## EXERCISE BRIEF
Give a verbatim quotation of every record.

(Web page and app entries)
:::::
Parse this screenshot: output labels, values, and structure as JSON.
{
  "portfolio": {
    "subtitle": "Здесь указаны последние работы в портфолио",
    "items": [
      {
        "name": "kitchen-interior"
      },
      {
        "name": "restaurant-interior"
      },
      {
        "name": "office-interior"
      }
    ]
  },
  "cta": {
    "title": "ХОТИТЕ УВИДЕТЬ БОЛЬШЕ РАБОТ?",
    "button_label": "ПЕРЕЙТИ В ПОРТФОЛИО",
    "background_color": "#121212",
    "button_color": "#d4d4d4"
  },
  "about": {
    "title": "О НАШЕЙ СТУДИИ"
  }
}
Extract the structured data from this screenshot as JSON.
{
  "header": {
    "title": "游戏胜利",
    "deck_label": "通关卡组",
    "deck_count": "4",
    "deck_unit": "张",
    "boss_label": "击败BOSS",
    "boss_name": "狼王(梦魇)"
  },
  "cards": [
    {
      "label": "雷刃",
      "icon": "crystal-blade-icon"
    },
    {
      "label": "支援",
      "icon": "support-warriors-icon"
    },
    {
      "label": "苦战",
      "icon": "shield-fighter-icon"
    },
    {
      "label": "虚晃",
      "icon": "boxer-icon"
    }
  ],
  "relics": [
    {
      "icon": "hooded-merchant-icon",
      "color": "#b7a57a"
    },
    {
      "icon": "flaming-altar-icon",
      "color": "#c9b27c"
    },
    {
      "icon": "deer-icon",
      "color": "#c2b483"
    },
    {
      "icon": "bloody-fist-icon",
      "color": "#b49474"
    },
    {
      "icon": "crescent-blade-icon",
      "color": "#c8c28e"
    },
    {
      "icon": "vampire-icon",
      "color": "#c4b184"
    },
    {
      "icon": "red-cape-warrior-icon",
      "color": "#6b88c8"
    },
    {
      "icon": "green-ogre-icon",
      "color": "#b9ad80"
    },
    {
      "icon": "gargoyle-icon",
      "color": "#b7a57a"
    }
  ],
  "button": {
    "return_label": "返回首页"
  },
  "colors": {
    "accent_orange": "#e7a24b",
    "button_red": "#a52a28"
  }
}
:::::
## TASK RESULT
Parse this screenshot: output labels, values, and structure as JSON.
{
  "portfolio": {
    "subtitle": "Здесь указаны последние работы в портфолио",
    "items": [
      {
        "name": "kitchen-interior"
      },
      {
        "name": "restaurant-interior"
      },
      {
        "name": "office-interior"
      }
    ]
  },
  "cta": {
    "title": "ХОТИТЕ УВИДЕТЬ БОЛЬШЕ РАБОТ?",
    "button_label": "ПЕРЕЙТИ В ПОРТФОЛИО",
    "background_color": "#121212",
    "button_color": "#d4d4d4"
  },
  "about": {
    "title": "О НАШЕЙ СТУДИИ"
  }
}
Extract the structured data from this screenshot as JSON.
{
  "header": {
    "title": "游戏胜利",
    "deck_label": "通关卡组",
    "deck_count": "4",
    "deck_unit": "张",
    "boss_label": "击败BOSS",
    "boss_name": "狼王(梦魇)"
  },
  "cards": [
    {
      "label": "雷刃",
      "icon": "crystal-blade-icon"
    },
    {
      "label": "支援",
      "icon": "support-warriors-icon"
    },
    {
      "label": "苦战",
      "icon": "shield-fighter-icon"
    },
    {
      "label": "虚晃",
      "icon": "boxer-icon"
    }
  ],
  "relics": [
    {
      "icon": "hooded-merchant-icon",
      "color": "#b7a57a"
    },
    {
      "icon": "flaming-altar-icon",
      "color": "#c9b27c"
    },
    {
      "icon": "deer-icon",
      "color": "#c2b483"
    },
    {
      "icon": "bloody-fist-icon",
      "color": "#b49474"
    },
    {
      "icon": "crescent-blade-icon",
      "color": "#c8c28e"
    },
    {
      "icon": "vampire-icon",
      "color": "#c4b184"
    },
    {
      "icon": "red-cape-warrior-icon",
      "color": "#6b88c8"
    },
    {
      "icon": "green-ogre-icon",
      "color": "#b9ad80"
    },
    {
      "icon": "gargoyle-icon",
      "color": "#b7a57a"
    }
  ],
  "button": {
    "return_label": "返回首页"
  },
  "colors": {
    "accent_orange": "#e7a24b",
    "button_red": "#a52a28"
  }
}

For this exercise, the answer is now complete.